Other Consumer Protection Statutes, targeting specific industries and specific transactions:
The Timeshare Act:
Contest and Gift Giveaway Act:
Business Opportunity Act:
Health Spa Act:
Telephone Solicitation Act:
Regulation of Telephone Solicitation Act:
Regulation of Consumer Reporting Agencies Act:
Credit Services Organizations Act:
The Insurance Code applies to only insurance related matters. Similar to the Deceptive Trade Practices Act, the Insurance Code prohibits false, deceptive and misleading acts and practices. People who are injured by a violation of this law may recover damages, possible treble damages, as well as attorneys' fees.
541 of the Texas Insurance Code
The Debt Collection Act covers any conduct by a person trying to collect a consumer debt.The Act prohibits practices that are false, deceptive, harassing or abusive. It supplements the federal debt collection act that applies to only third party debt collectors who are collecting debts for someone else.
Debt Collection Act:
The Fair Debt Collection Practices Act:
Telephone Consumer Protection Act:
Liability for Lost or Stolen Credit Card - 15 United States Code § 1643
Liability for Unauthorized Credit Card Charge - 12 Code of Federal Regulations § 226.12
Liability for Lost or Stolen Debit Card - 15 United States Code § 1693
Billing Errors - 15 United States Code § 1666
Billing Error Rules - Code of Federal Regulations § 226.13
Credit Reporting - 15 United States Code § 1681
The Motor Vehicle Warranty Performance Obligations Statute contains what is known as the lemon law. The lemon law gives the owner of a defective car the right to obligate the manufacturer of that defective car to buy it back. A lemon is defined as a car that has a serious defect that has been reported within the warranty term and has not been repaired in a reasonable number of attempts. The lemon law begins with section 6.07 of article 4413(36). "Warranty Performance Obligations" is the heading that begins the lemon law portion of the statute, but keep in mind, the actual phrase "lemon law" is not used in the statute.

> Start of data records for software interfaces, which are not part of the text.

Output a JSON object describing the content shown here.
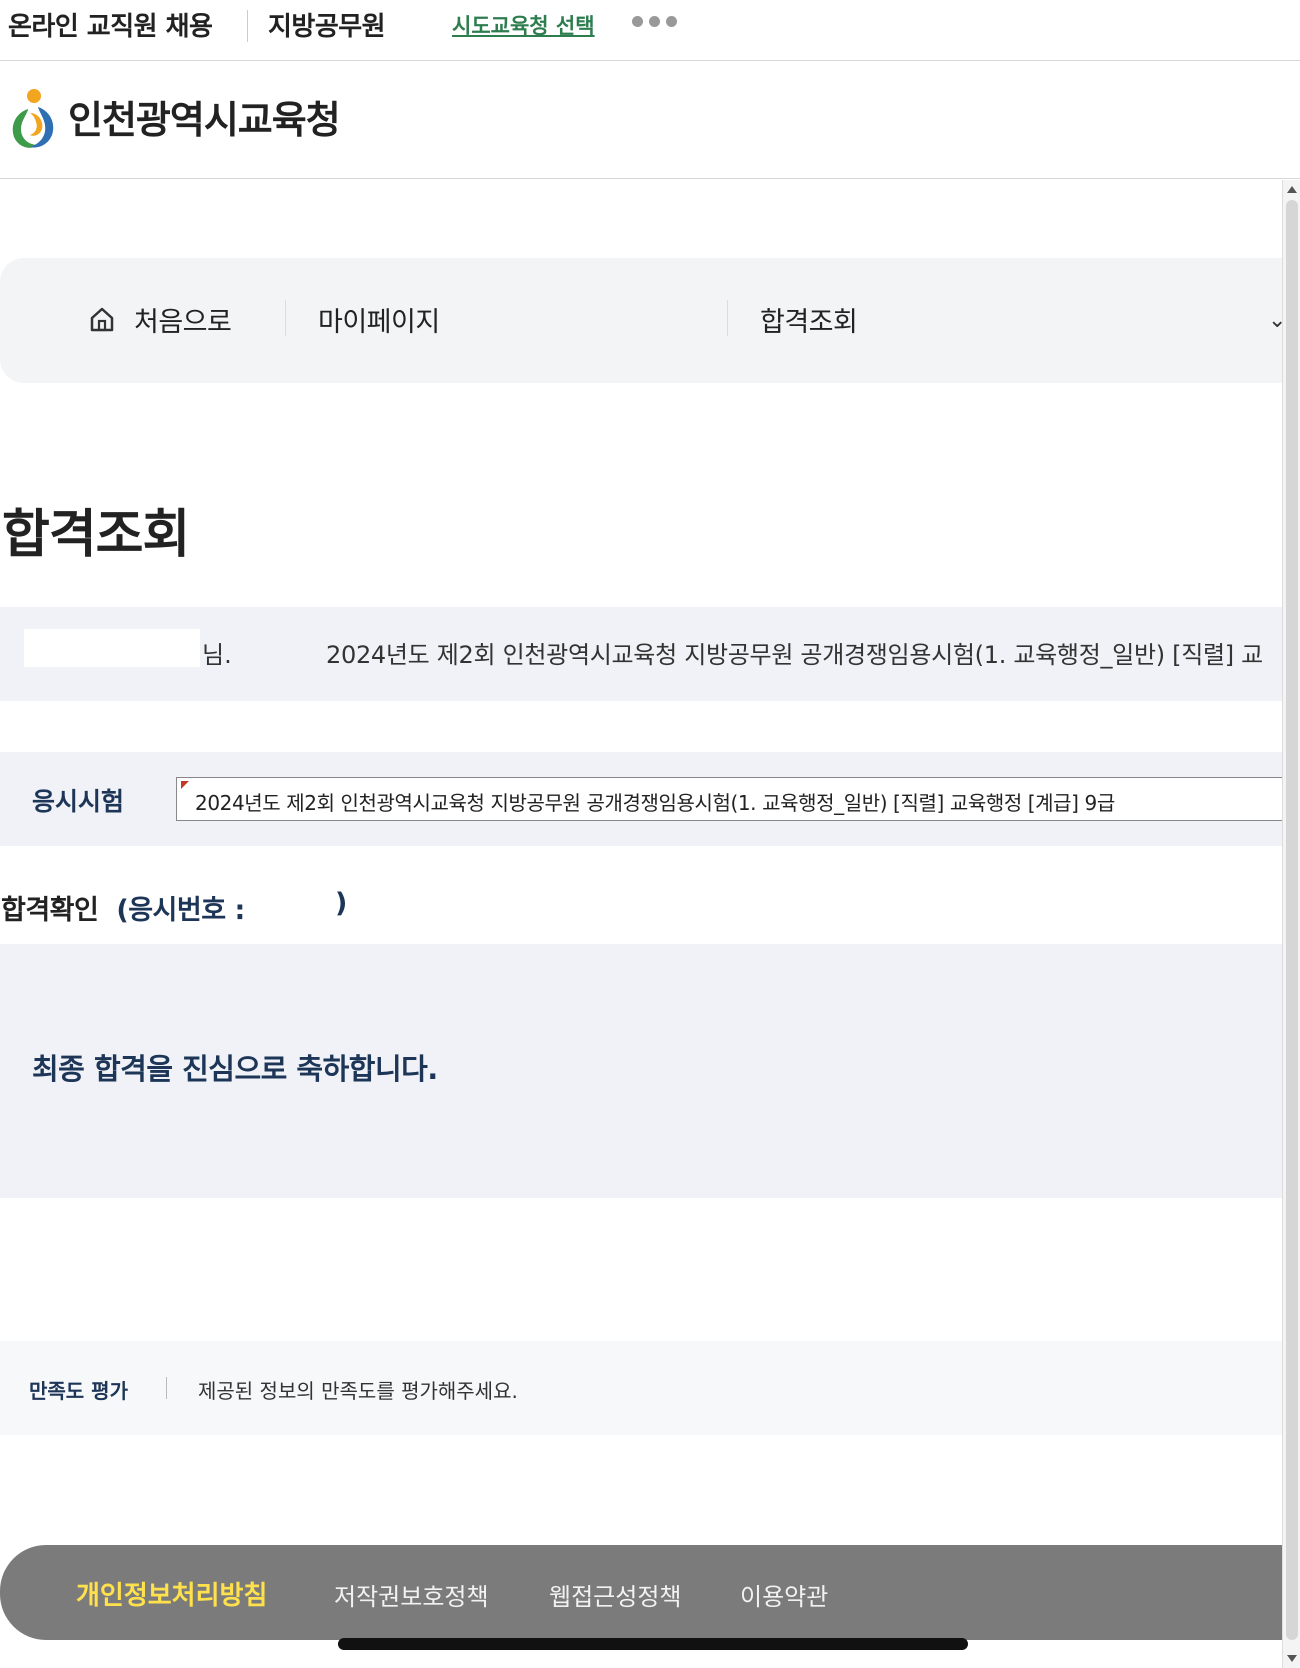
{
  "top_bar": {
    "items": [
      "온라인 교직원 채용",
      "지방공무원"
    ],
    "region_link": "시도교육청 선택"
  },
  "header": {
    "org_name": "인천광역시교육청"
  },
  "breadcrumb": {
    "home": "처음으로",
    "level1": "마이페이지",
    "level2": "합격조회"
  },
  "page": {
    "title": "합격조회"
  },
  "greeting": {
    "suffix": "님.",
    "exam_text": "2024년도 제2회 인천광역시교육청 지방공무원 공개경쟁임용시험(1. 교육행정_일반) [직렬] 교"
  },
  "exam_select": {
    "label": "응시시험",
    "value": "2024년도 제2회 인천광역시교육청 지방공무원 공개경쟁임용시험(1. 교육행정_일반) [직렬] 교육행정 [계급] 9급"
  },
  "confirm": {
    "title": "합격확인",
    "applicant_number_label": "(응시번호 :",
    "close_paren": ")"
  },
  "result": {
    "message": "최종 합격을 진심으로 축하합니다."
  },
  "survey": {
    "label": "만족도 평가",
    "text": "제공된 정보의 만족도를 평가해주세요."
  },
  "footer": {
    "links": [
      "개인정보처리방침",
      "저작권보호정책",
      "웹접근성정책",
      "이용약관"
    ]
  },
  "colors": {
    "link_green": "#2e7d4f",
    "navy": "#1d3557",
    "footer_bg": "#7b7b7b",
    "footer_highlight": "#ffe14d",
    "panel_bg": "#f0f2f7"
  }
}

Motor Vehicle Warranty Performance Obligations (a/k/a Lemon Law):
The Manufactured Housing Standards Act sets forth provisions to protect consumers of mobile homes.
Manufactured Housing Standards Act:
The Business and Commerce Code, which is the basic commercial law of Texas, is a uniform law, which in effect means that many states have adopted the same code.
Commercial Negotiable Instruments:
Bank Deposits and Collections:
Commercial Secured Transactions:
Title 4 of the Finance Code provides consumer protections to those individuals who borrow money or finance purchases of goods or services.
Title 4 of the Finance Code: Consumer Loans, Pawn Shops, Credit Sales of Goods and Services, Motor Vehicles and Manufactured Housing
Credit Sales of Goods and Services:
The Landlord and Tenant provisions of the Texas Property Code, provide consumers protections against wrongful refusal to return security deposits, utility cutoffs, retaliatory evictions, landlord repairs, and other practices.
Landlord and Tenant
The Residential Construction Liability Act sets forth the procedures consumers need to follow should they wish to make a claim against a home re-modeler or builder. This statute does not provide a cause of action against a builder or re-modeler; rather, it establishes notice requirements that must be met before any lawsuit is filed.
Residential Construction Liability Act:
The Texas Fair Housing Act protects consumers in the housing market from unlawful discrimination.
Texas Fair Housing Act:
The Occupations Code regulates various professionals and industries, such as acupuncturists, dentists, health spas and credit services.
Regulated Professions and Industries:
Examples of Regulated Professions:
Real Estate Brokers:
Real Estate Appraisers:
Pre-Paid Legal Services: